Recently, a fellow business owner and friend of mine died of a heart attack. His death was sudden and tragic, and while the exact cause is unknown, it made me realize something all business owners should be thinking about now: This is not the time to be prioritizing business over health.
If you run a business, you need to acknowledge that your health and the health of your staff must come first during this coronavirus crisis, regardless of your circumstances. Otherwise, you risk putting lives at stake, and, despite what some politicians say, no amount of money, growth, valuation, or GDP is worth a human life.
Remember your humanity
Close to 17 million people have filed for unemployment in the past three weeks alone. A third of employees are unable to pay their rent. This financial instability places a huge amount of stress on individuals, stress that we know severely impacts physical, mental, and emotional health. While new reports of coronavirus cases and deaths dominate the news cycle, we’re seeing another, even more brutal public health crisis emerge that will take even longer to contain.
As a business owner, I know how easy it is to lose focus in a crisis. In the past decade, I’ve come close to losing my business twice, and in the wake of the coronavirus outbreak, our revenue is down more than 50%. Friends, colleagues, and mentors have recommended layoffs as our best course of action, arguing that if our business goes under all my employees will be out of a job. It’s a common argument, but one I find problematic for several reasons.
First, your employees are not expenses. They are human beings whose lives have inherent value. By choosing to lay them off to save your business, you’re essentially saying that your business is more important than their livelihood. When you pause for even a second to think about this, you realize it’s not true. We’ve just become so conditioned to justify inhumane practices for the sake of business.
Second, deprioritizing the well-being of your people upholds an inherently unfair system. We live in a world that undervalues the majority of society for the benefit of very few people. At some point, if you want to change the system, you have to behave differently. I personally would rather see my business fail knowing I did everything I could to protect my team than succumb to greed and fear at their expense.
Communicate that you care
There are several ways to communicate your priorities to your people:
- . Tell them: If you haven’t already done so, reach out to all of your employees right now and tell them that your No. 1 priority is their health and well-being. Let them know that your definition of health is the broadest one possible and includes mental and emotional as well as physical well-being. Demonstrate your commitment by checking in with them, asking how they’re doing, and giving them the time and resources they need to take care of themselves.

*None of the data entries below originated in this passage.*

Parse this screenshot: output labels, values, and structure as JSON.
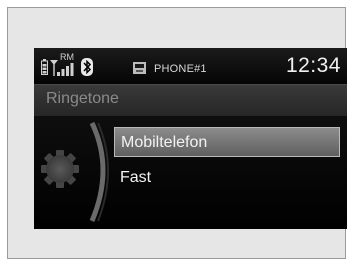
{
  "status_bar": {
    "battery_icon": "battery-icon",
    "signal_icon": "signal-strength-icon",
    "roaming_label": "RM",
    "bluetooth_icon": "bluetooth-icon",
    "phone_icon": "phone-memory-icon",
    "phone_name": "PHONE#1",
    "clock": "12:34"
  },
  "header": {
    "title": "Ringetone"
  },
  "menu": {
    "knob_icon": "dial-knob-icon",
    "items": [
      {
        "label": "Mobiltelefon",
        "selected": true
      },
      {
        "label": "Fast",
        "selected": false
      }
    ]
  },
  "colors": {
    "screen_bg": "#000000",
    "highlight": "#7a7a7a"
  }
}
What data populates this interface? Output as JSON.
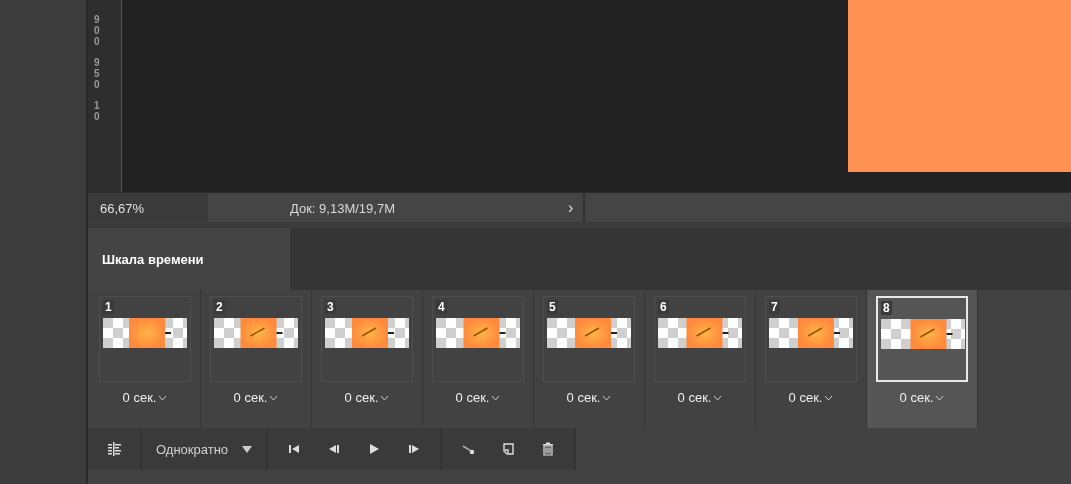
{
  "ruler": {
    "labels": [
      "900",
      "950",
      "10"
    ]
  },
  "status_bar": {
    "zoom": "66,67%",
    "doc": "Док: 9,13M/19,7M",
    "arrow": "›"
  },
  "panel": {
    "tabs": [
      {
        "label": "Шкала времени",
        "selected": true
      }
    ]
  },
  "frames": [
    {
      "number": "1",
      "delay": "0 сек.",
      "selected": false
    },
    {
      "number": "2",
      "delay": "0 сек.",
      "selected": false
    },
    {
      "number": "3",
      "delay": "0 сек.",
      "selected": false
    },
    {
      "number": "4",
      "delay": "0 сек.",
      "selected": false
    },
    {
      "number": "5",
      "delay": "0 сек.",
      "selected": false
    },
    {
      "number": "6",
      "delay": "0 сек.",
      "selected": false
    },
    {
      "number": "7",
      "delay": "0 сек.",
      "selected": false
    },
    {
      "number": "8",
      "delay": "0 сек.",
      "selected": true
    }
  ],
  "toolbar": {
    "loop": "Однократно"
  }
}
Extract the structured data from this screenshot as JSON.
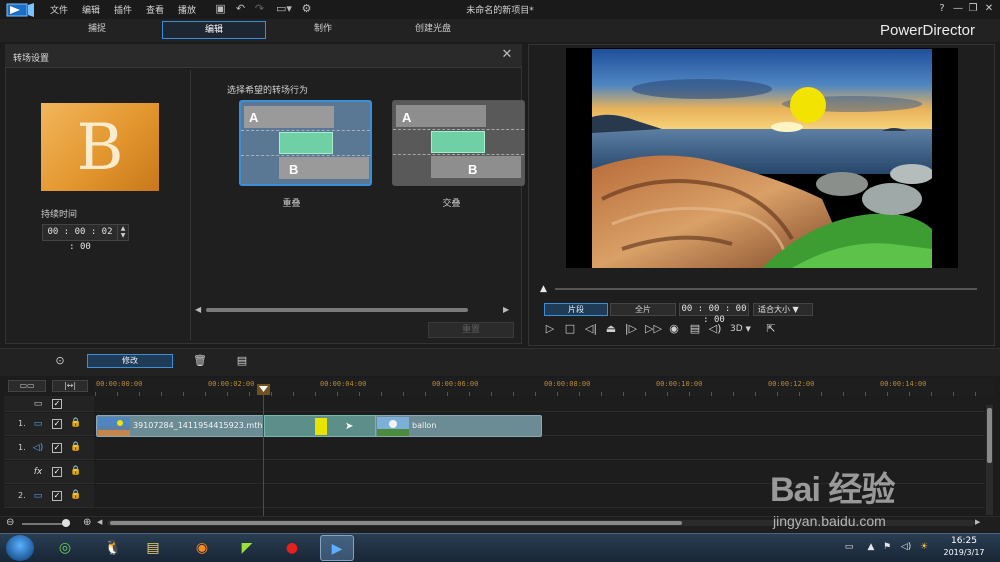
{
  "app": {
    "menu": [
      "文件",
      "编辑",
      "插件",
      "查看",
      "播放"
    ],
    "project_title": "未命名的新项目*",
    "name": "PowerDirector",
    "window_controls": [
      "?",
      "—",
      "❐",
      "✕"
    ]
  },
  "modes": [
    {
      "label": "捕捉",
      "active": false
    },
    {
      "label": "编辑",
      "active": true
    },
    {
      "label": "制作",
      "active": false
    },
    {
      "label": "创建光盘",
      "active": false
    }
  ],
  "transition_panel": {
    "title": "转场设置",
    "thumbnail_letter": "B",
    "duration_label": "持续时间",
    "duration_value": "00 : 00 : 02 : 00",
    "behavior_prompt": "选择希望的转场行为",
    "options": [
      {
        "label": "重叠",
        "letter_a": "A",
        "letter_b": "B",
        "selected": true
      },
      {
        "label": "交叠",
        "letter_a": "A",
        "letter_b": "B",
        "selected": false
      }
    ],
    "apply_label": "重置"
  },
  "preview": {
    "clip_tab": "片段",
    "movie_tab": "全片",
    "timecode": "00 : 00 : 00 : 00",
    "fit_option": "适合大小",
    "three_d": "3D"
  },
  "timeline": {
    "modify_label": "修改",
    "ruler": [
      "00:00:00:00",
      "00:00:02:00",
      "00:00:04:00",
      "00:00:06:00",
      "00:00:08:00",
      "00:00:10:00",
      "00:00:12:00",
      "00:00:14:00"
    ],
    "tracks": [
      {
        "num": "",
        "icon": "▭"
      },
      {
        "num": "1.",
        "icon": "▭"
      },
      {
        "num": "1.",
        "icon": "◁)"
      },
      {
        "num": "",
        "icon": "fx"
      },
      {
        "num": "2.",
        "icon": "▭"
      }
    ],
    "clips": [
      {
        "name": "39107284_1411954415923.mth"
      },
      {
        "name": "ballon"
      }
    ]
  },
  "taskbar": {
    "time": "16:25",
    "date": "2019/3/17"
  },
  "watermark": {
    "brand": "Bai 经验",
    "url": "jingyan.baidu.com"
  },
  "colors": {
    "accent": "#3c8fd6",
    "transition_green": "#6fd0a5",
    "thumb_gold": "#e3962e",
    "playhead_red": "#c01a1a"
  }
}
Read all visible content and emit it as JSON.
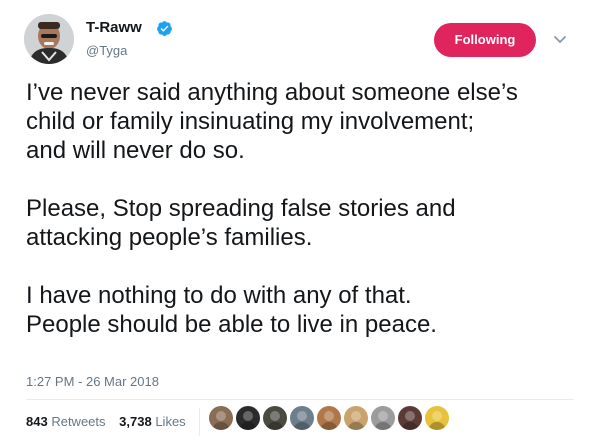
{
  "author": {
    "display_name": "T-Raww",
    "handle": "@Tyga",
    "verified_icon": "verified-badge-icon"
  },
  "follow_button": {
    "label": "Following",
    "color": "#e0245e"
  },
  "more_menu_icon": "chevron-down-icon",
  "tweet": {
    "paragraphs": [
      [
        "I’ve never said anything about someone else’s",
        "child or family insinuating my involvement;",
        "and will never do so."
      ],
      [
        "Please, Stop spreading false stories and",
        "attacking people’s families."
      ],
      [
        "I have nothing to do with any of that.",
        "People should be able to live in peace."
      ]
    ],
    "timestamp": "1:27 PM - 26 Mar 2018"
  },
  "stats": {
    "retweets_count": "843",
    "retweets_label": "Retweets",
    "likes_count": "3,738",
    "likes_label": "Likes"
  },
  "likers": {
    "count_shown": 9,
    "colors": [
      "#8a6d55",
      "#2b2b2b",
      "#4a4a40",
      "#6d7f8c",
      "#b0784a",
      "#c9a36b",
      "#9c9c9c",
      "#5b3b36",
      "#e8c23a"
    ]
  },
  "colors": {
    "text": "#14171a",
    "secondary": "#657786",
    "verified": "#1da1f2",
    "divider": "#e6ecf0"
  }
}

- . Give them time off: If you don’t already have a comprehensive paid sick leave policy, work with your HR team to develop one now. Tell your employees that they can and should take as much time as they need to tend to their health and the health of loved ones without having to worry about whether they will be paid. At my company, we have an open, paid-time-off policy, so employees can work directly with their managers to take as much time as they need.
- . Clarify benefits: Make sure your employees know all of the benefits they’re entitled to under your insurance or other policies. What testing does your insurance plan cover? What’s covered if they end up in the hospital? People are often so stressed about the financial costs associated with healthcare that they may delay treatment or inadvertently worsen their condition by stressing their bodies. Simply providing them information and resources can help assuage some of those fears.
- . Look beyond physical health: What mental health benefits does your insurance plan cover? Can employees access teletherapy services, either through insurance or another program? If your insurance doesn’t cover mental health, consider signing up for a paid program like Modern Health (which our company uses) that offers access to counselors and other tools.
- . Demonstrate by doing: Employees often hesitate to take time off if they think they’ll be penalized for it. Make sure you and your managers are walking the walk by not working when sick and taking time to do things away from work. I’ve been working eighteen-hour days for several weeks, but last week I posted a video on social media of me taking a day off to ski. We are all human. We all need to take time to do things we love and recharge. Show that this is a priority for you through your actions.
I know times are difficult right now, and having to worry about other people on top of everything else can feel impossible. But, trust me, when you look back on this, you will feel better prioritizing humanity over profit and you will have done your part to make our society a little more human, too.